#### Brief
Search the data below for the string "icon". Extract every line that contains it.

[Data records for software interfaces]

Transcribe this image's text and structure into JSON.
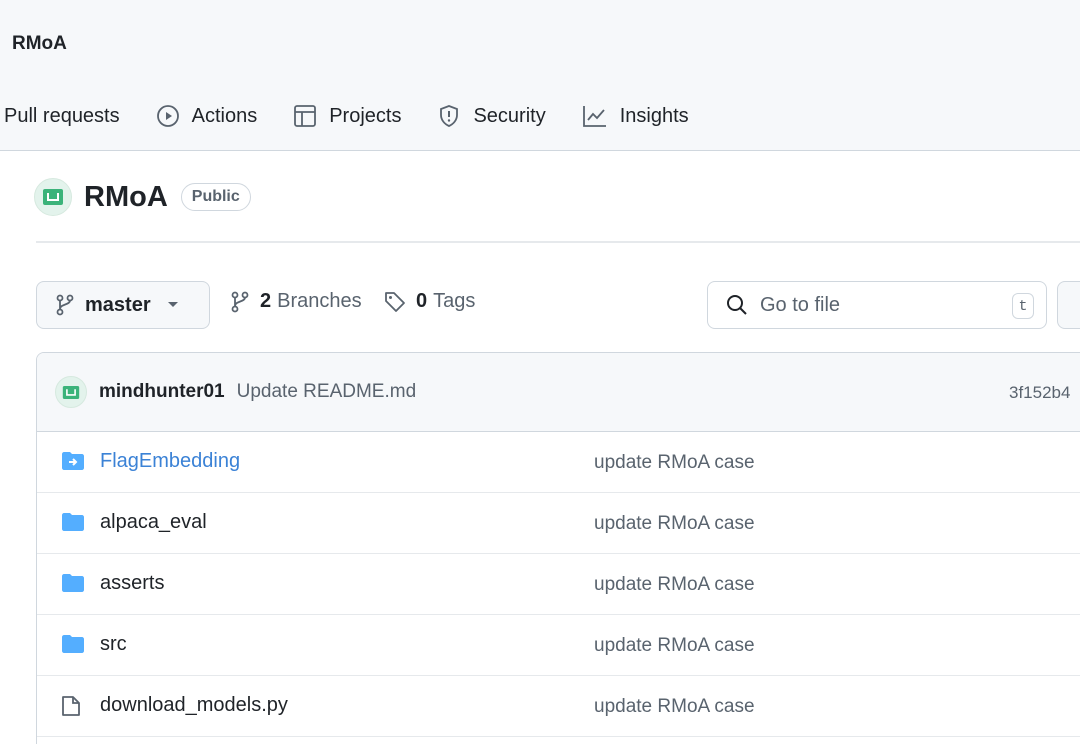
{
  "header": {
    "owner": "RMoA",
    "nav": [
      {
        "label": "Pull requests",
        "icon": "pull-request-icon"
      },
      {
        "label": "Actions",
        "icon": "play-icon"
      },
      {
        "label": "Projects",
        "icon": "table-icon"
      },
      {
        "label": "Security",
        "icon": "shield-icon"
      },
      {
        "label": "Insights",
        "icon": "graph-icon"
      }
    ]
  },
  "repo": {
    "name": "RMoA",
    "visibility": "Public"
  },
  "toolbar": {
    "branch": "master",
    "branches_count": "2",
    "branches_label": "Branches",
    "tags_count": "0",
    "tags_label": "Tags",
    "search_placeholder": "Go to file",
    "search_shortcut": "t"
  },
  "commit": {
    "author": "mindhunter01",
    "message": "Update README.md",
    "sha": "3f152b4"
  },
  "files": [
    {
      "name": "FlagEmbedding",
      "type": "submodule",
      "message": "update RMoA case"
    },
    {
      "name": "alpaca_eval",
      "type": "folder",
      "message": "update RMoA case"
    },
    {
      "name": "asserts",
      "type": "folder",
      "message": "update RMoA case"
    },
    {
      "name": "src",
      "type": "folder",
      "message": "update RMoA case"
    },
    {
      "name": "download_models.py",
      "type": "file",
      "message": "update RMoA case"
    }
  ],
  "colors": {
    "folder": "#54aeff",
    "link": "#3b82d6",
    "avatar_bg": "#e3f3ec",
    "avatar_fg": "#3bb37a"
  }
}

#### Output
        "icon": "pull-request-icon"
        "icon": "play-icon"
        "icon": "table-icon"
        "icon": "shield-icon"
        "icon": "graph-icon"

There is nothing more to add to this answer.